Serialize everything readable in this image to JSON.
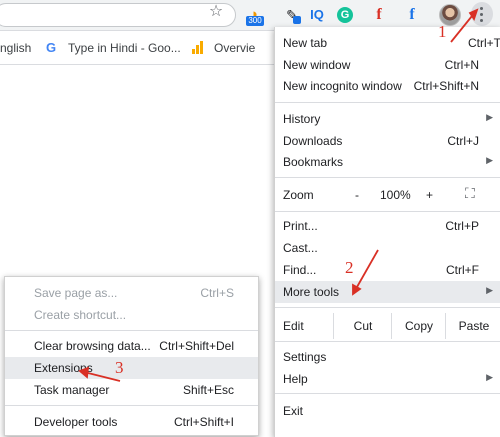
{
  "colors": {
    "accent_red": "#d93025",
    "highlight": "#e8eaed",
    "separator": "#dadce0",
    "disabled_text": "#9aa0a6"
  },
  "toolbar": {
    "bookmark_star_icon": "star-icon",
    "extension_badge": "300",
    "extensions": [
      {
        "name": "rss-icon"
      },
      {
        "name": "color-picker-icon"
      },
      {
        "name": "iq-icon",
        "text": "IQ"
      },
      {
        "name": "grammarly-icon",
        "text": "G"
      },
      {
        "name": "font-icon",
        "text": "f"
      },
      {
        "name": "facebook-icon",
        "text": "f"
      }
    ],
    "menu_icon": "three-dots-icon"
  },
  "bookmarks": {
    "english": "nglish",
    "hindi": "Type in Hindi - Goo...",
    "google_icon": "G",
    "overview": "Overvie"
  },
  "menu": {
    "new_tab": {
      "label": "New tab",
      "shortcut": "Ctrl+T"
    },
    "new_window": {
      "label": "New window",
      "shortcut": "Ctrl+N"
    },
    "new_incognito": {
      "label": "New incognito window",
      "shortcut": "Ctrl+Shift+N"
    },
    "history": {
      "label": "History"
    },
    "downloads": {
      "label": "Downloads",
      "shortcut": "Ctrl+J"
    },
    "bookmarks": {
      "label": "Bookmarks"
    },
    "zoom": {
      "label": "Zoom",
      "minus": "-",
      "level": "100%",
      "plus": "+"
    },
    "print": {
      "label": "Print...",
      "shortcut": "Ctrl+P"
    },
    "cast": {
      "label": "Cast..."
    },
    "find": {
      "label": "Find...",
      "shortcut": "Ctrl+F"
    },
    "more_tools": {
      "label": "More tools"
    },
    "edit": {
      "label": "Edit",
      "cut": "Cut",
      "copy": "Copy",
      "paste": "Paste"
    },
    "settings": {
      "label": "Settings"
    },
    "help": {
      "label": "Help"
    },
    "exit": {
      "label": "Exit"
    }
  },
  "submenu": {
    "save_page": {
      "label": "Save page as...",
      "shortcut": "Ctrl+S"
    },
    "create_shortcut": {
      "label": "Create shortcut..."
    },
    "clear_data": {
      "label": "Clear browsing data...",
      "shortcut": "Ctrl+Shift+Del"
    },
    "extensions": {
      "label": "Extensions"
    },
    "task_manager": {
      "label": "Task manager",
      "shortcut": "Shift+Esc"
    },
    "developer_tools": {
      "label": "Developer tools",
      "shortcut": "Ctrl+Shift+I"
    }
  },
  "annotations": {
    "step1": "1",
    "step2": "2",
    "step3": "3"
  }
}
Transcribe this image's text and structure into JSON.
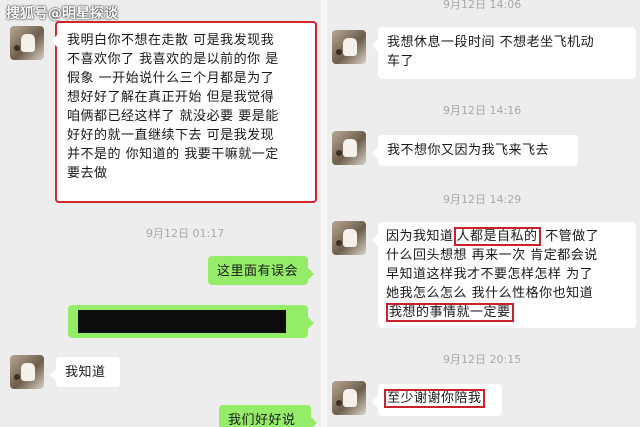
{
  "watermark": "搜狐号@明星探谈",
  "left_chat": {
    "messages": [
      {
        "lines": [
          "我明白你不想在走散 可是我发现我",
          "不喜欢你了 我喜欢的是以前的你 是",
          "假象 一开始说什么三个月都是为了",
          "想好好了解在真正开始 但是我觉得",
          "咱俩都已经这样了 就没必要 要是能",
          "好好的就一直继续下去 可是我发现",
          "并不是的 你知道的 我要干嘛就一定",
          "要去做"
        ]
      },
      {
        "text": "这里面有误会"
      },
      {
        "text": "我知道"
      },
      {
        "text": "我们好好说"
      }
    ],
    "timestamps": [
      "9月12日 01:17"
    ]
  },
  "right_chat": {
    "timestamps": [
      "9月12日 14:06",
      "9月12日 14:16",
      "9月12日 14:29",
      "9月12日 20:15"
    ],
    "messages": [
      {
        "lines": [
          "我想休息一段时间 不想老坐飞机动",
          "车了"
        ]
      },
      {
        "text": "我不想你又因为我飞来飞去"
      },
      {
        "line1_pre": "因为我知道",
        "line1_hl": "人都是自私的",
        "line1_post": "不管做了",
        "lines": [
          "什么回头想想 再来一次 肯定都会说",
          "早知道这样我才不要怎样怎样 为了",
          "她我怎么怎么 我什么性格你也知道"
        ],
        "line5_hl": "我想的事情就一定要"
      },
      {
        "text": "至少谢谢你陪我"
      }
    ]
  }
}
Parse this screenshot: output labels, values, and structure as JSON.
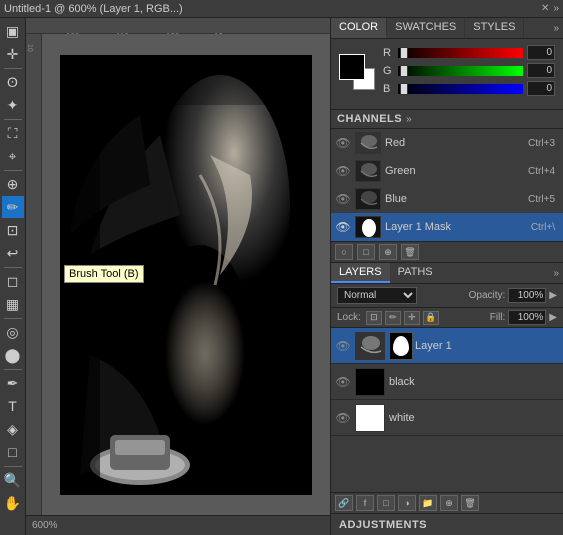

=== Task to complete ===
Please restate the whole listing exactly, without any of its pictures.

=== Written answer ===
Serialize everything readable in this image to JSON.
{
  "colors": {
    "accent_red": "#d93025",
    "highlight": "#e8eaed",
    "separator": "#dadce0",
    "disabled_text": "#9aa0a6"
  },
  "toolbar": {
    "bookmark_star_icon": "star-icon",
    "extension_badge": "300",
    "extensions": [
      {
        "name": "rss-icon"
      },
      {
        "name": "color-picker-icon"
      },
      {
        "name": "iq-icon",
        "text": "IQ"
      },
      {
        "name": "grammarly-icon",
        "text": "G"
      },
      {
        "name": "font-icon",
        "text": "f"
      },
      {
        "name": "facebook-icon",
        "text": "f"
      }
    ],
    "menu_icon": "three-dots-icon"
  },
  "bookmarks": {
    "english": "nglish",
    "hindi": "Type in Hindi - Goo...",
    "google_icon": "G",
    "overview": "Overvie"
  },
  "menu": {
    "new_tab": {
      "label": "New tab",
      "shortcut": "Ctrl+T"
    },
    "new_window": {
      "label": "New window",
      "shortcut": "Ctrl+N"
    },
    "new_incognito": {
      "label": "New incognito window",
      "shortcut": "Ctrl+Shift+N"
    },
    "history": {
      "label": "History"
    },
    "downloads": {
      "label": "Downloads",
      "shortcut": "Ctrl+J"
    },
    "bookmarks": {
      "label": "Bookmarks"
    },
    "zoom": {
      "label": "Zoom",
      "minus": "-",
      "level": "100%",
      "plus": "+"
    },
    "print": {
      "label": "Print...",
      "shortcut": "Ctrl+P"
    },
    "cast": {
      "label": "Cast..."
    },
    "find": {
      "label": "Find...",
      "shortcut": "Ctrl+F"
    },
    "more_tools": {
      "label": "More tools"
    },
    "edit": {
      "label": "Edit",
      "cut": "Cut",
      "copy": "Copy",
      "paste": "Paste"
    },
    "settings": {
      "label": "Settings"
    },
    "help": {
      "label": "Help"
    },
    "exit": {
      "label": "Exit"
    }
  },
  "submenu": {
    "save_page": {
      "label": "Save page as...",
      "shortcut": "Ctrl+S"
    },
    "create_shortcut": {
      "label": "Create shortcut..."
    },
    "clear_data": {
      "label": "Clear browsing data...",
      "shortcut": "Ctrl+Shift+Del"
    },
    "extensions": {
      "label": "Extensions"
    },
    "task_manager": {
      "label": "Task manager",
      "shortcut": "Shift+Esc"
    },
    "developer_tools": {
      "label": "Developer tools",
      "shortcut": "Ctrl+Shift+I"
    }
  },
  "annotations": {
    "step1": "1",
    "step2": "2",
    "step3": "3"
  }
}
Transcribe this image's text and structure into JSON.
{
  "watermark": "搜狐号@明星探谈",
  "left_chat": {
    "messages": [
      {
        "lines": [
          "我明白你不想在走散 可是我发现我",
          "不喜欢你了 我喜欢的是以前的你 是",
          "假象 一开始说什么三个月都是为了",
          "想好好了解在真正开始 但是我觉得",
          "咱俩都已经这样了 就没必要 要是能",
          "好好的就一直继续下去 可是我发现",
          "并不是的 你知道的 我要干嘛就一定",
          "要去做"
        ]
      },
      {
        "text": "这里面有误会"
      },
      {
        "text": "我知道"
      },
      {
        "text": "我们好好说"
      }
    ],
    "timestamps": [
      "9月12日 01:17"
    ]
  },
  "right_chat": {
    "timestamps": [
      "9月12日 14:06",
      "9月12日 14:16",
      "9月12日 14:29",
      "9月12日 20:15"
    ],
    "messages": [
      {
        "lines": [
          "我想休息一段时间 不想老坐飞机动",
          "车了"
        ]
      },
      {
        "text": "我不想你又因为我飞来飞去"
      },
      {
        "line1_pre": "因为我知道",
        "line1_hl": "人都是自私的",
        "line1_post": "不管做了",
        "lines": [
          "什么回头想想 再来一次 肯定都会说",
          "早知道这样我才不要怎样怎样 为了",
          "她我怎么怎么 我什么性格你也知道"
        ],
        "line5_hl": "我想的事情就一定要"
      },
      {
        "text": "至少谢谢你陪我"
      }
    ]
  }
}
Parse this screenshot: output labels, values, and structure as JSON.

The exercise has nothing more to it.